A Luta Continua: LGBTI Rights in Timor-Leste

Timor-Leste is seen as a bright spot when it comes to LGBTI rights in Southeast Asia, but many challenges remain.

A Luta Continua: LGBTI Rights in Timor-Leste
Credit: Bardia Rahmani

DILI, TIMOR-LESTE – “This day means freedom,” says Domingos Gonsalves Barros as he waves a rainbow flag high above his head. “We can finally express ourselves without feeling intimidated by those people who bully us.”

Barros, a gay university student, is one of the 1,500 people who took part in Timor-Leste’s second-ever LGBTI Pride parade on July 20, 2018. Led by a transgender marching band and featuring modern dance performances, prayer groups, and stirring renditions of traditional Timorese resistance songs, the parade traced a colorful path through the capital city of Dili, a celebration of the lesbian, gay, bisexual, transgender, and intersex (LGBTI) community.

“Visibility is important,” says Natalino Guterres, the slight, 28-year-old activist who orchestrated the event, as well as Timor-Leste’s first Pride parade in 2017. “Many LGBTI get bullied, threatened, harassed, so it’s meaningful for them to go out on the street and feel safe, proud to be themselves.”

“And on the other side, for them to wear dresses, makeup, wigs – it was probably shocking for some people,” he says. “But I think it’s good; it’s the start of a conversation that isn’t happening in this country.”

Timor-Leste has attracted international attention in recent years for its increasingly vocal LGBTI community. The half-island nation is considered a bright spot when it comes to LGBTI rights in Southeast Asia, compared to recent crackdowns against such individuals in Indonesia and Malaysia.

Timor-Leste’s reputation as a leader on LGBTI issues is perhaps surprising given the country’s religious makeup and recent troubled history. The country, which was a Portuguese colony until 1975, remains one of the most Catholic countries in the world. Ninety-seven percent of Timorese describe themselves as Catholic. Timor-Leste gained de facto independence in 2002 after a bloody decades-long struggle against its Indonesian occupiers, only to collapse into a quasi-civil war between 2006 and 2008.

Nevertheless, Bella Galhos, a former independence activist who, along with Guterres, has become a symbol of the nascent LGBTI movement, cautions against accepting at face value the international community’s designation of Timor-Leste as a safe haven.
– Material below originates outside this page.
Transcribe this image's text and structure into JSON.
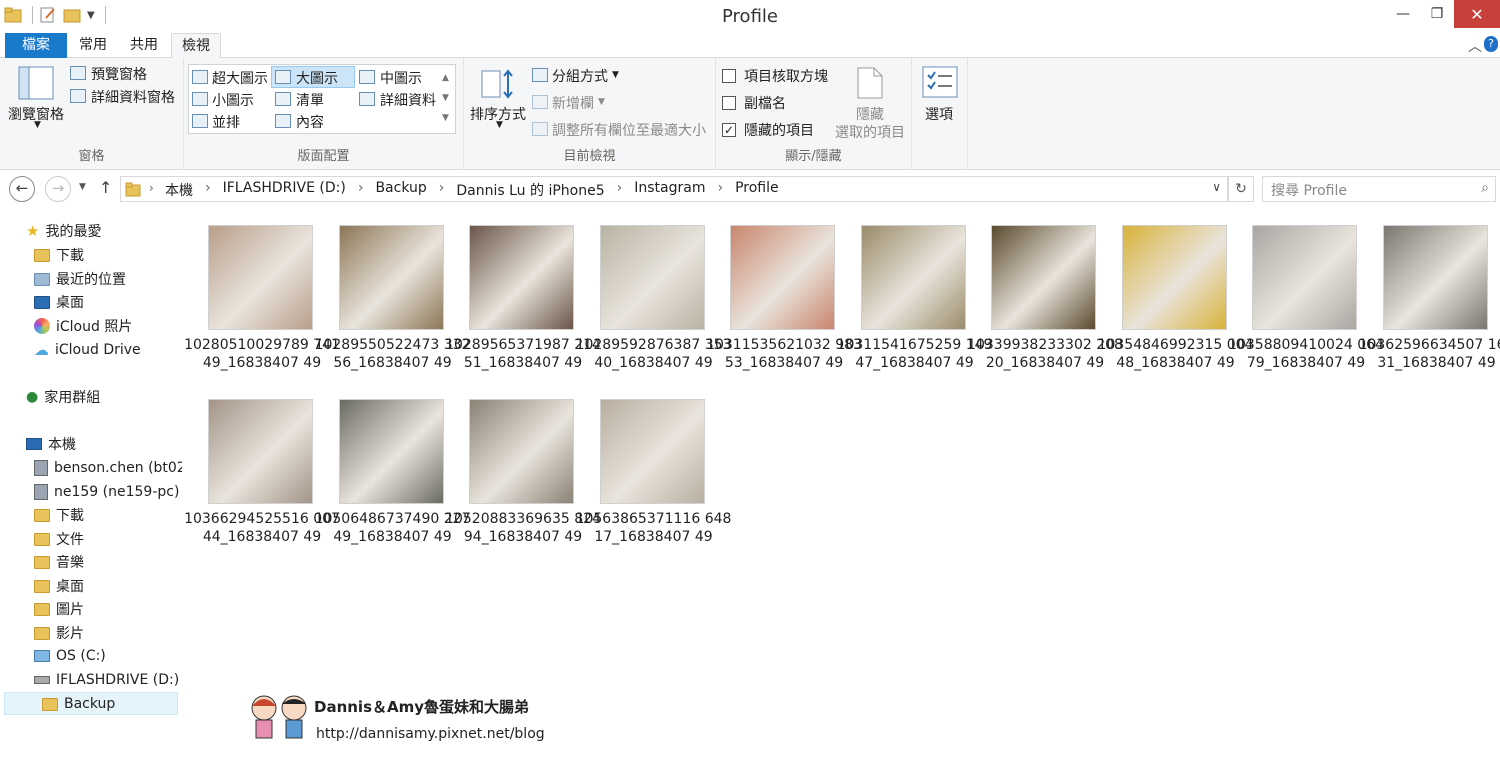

“Let’s not dramatize the situation,” she says flatly. “We are still struggling.”